◆ Task item
Search the data for the word "chevron" and copy every line where it occurs.

◆ Data for this exercise
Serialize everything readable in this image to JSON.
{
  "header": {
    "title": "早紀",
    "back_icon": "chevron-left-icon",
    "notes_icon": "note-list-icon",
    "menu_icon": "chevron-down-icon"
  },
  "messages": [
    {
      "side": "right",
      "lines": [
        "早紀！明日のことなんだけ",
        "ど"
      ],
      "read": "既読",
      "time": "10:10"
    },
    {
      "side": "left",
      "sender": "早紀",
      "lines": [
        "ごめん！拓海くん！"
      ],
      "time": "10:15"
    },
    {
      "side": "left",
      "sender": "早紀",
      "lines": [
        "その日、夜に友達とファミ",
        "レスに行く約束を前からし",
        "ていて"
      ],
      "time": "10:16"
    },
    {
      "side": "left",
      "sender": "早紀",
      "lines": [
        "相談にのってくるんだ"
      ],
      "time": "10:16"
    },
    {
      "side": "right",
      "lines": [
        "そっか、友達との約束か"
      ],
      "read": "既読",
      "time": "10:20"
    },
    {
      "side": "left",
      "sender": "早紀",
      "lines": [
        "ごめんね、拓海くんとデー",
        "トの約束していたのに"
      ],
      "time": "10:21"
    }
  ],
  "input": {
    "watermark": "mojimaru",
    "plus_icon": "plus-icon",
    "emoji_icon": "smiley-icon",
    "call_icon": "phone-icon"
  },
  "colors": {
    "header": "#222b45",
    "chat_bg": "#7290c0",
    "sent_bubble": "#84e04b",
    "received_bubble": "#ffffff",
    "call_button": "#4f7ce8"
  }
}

◆ Solved problem
    "back_icon": "chevron-left-icon",
    "menu_icon": "chevron-down-icon"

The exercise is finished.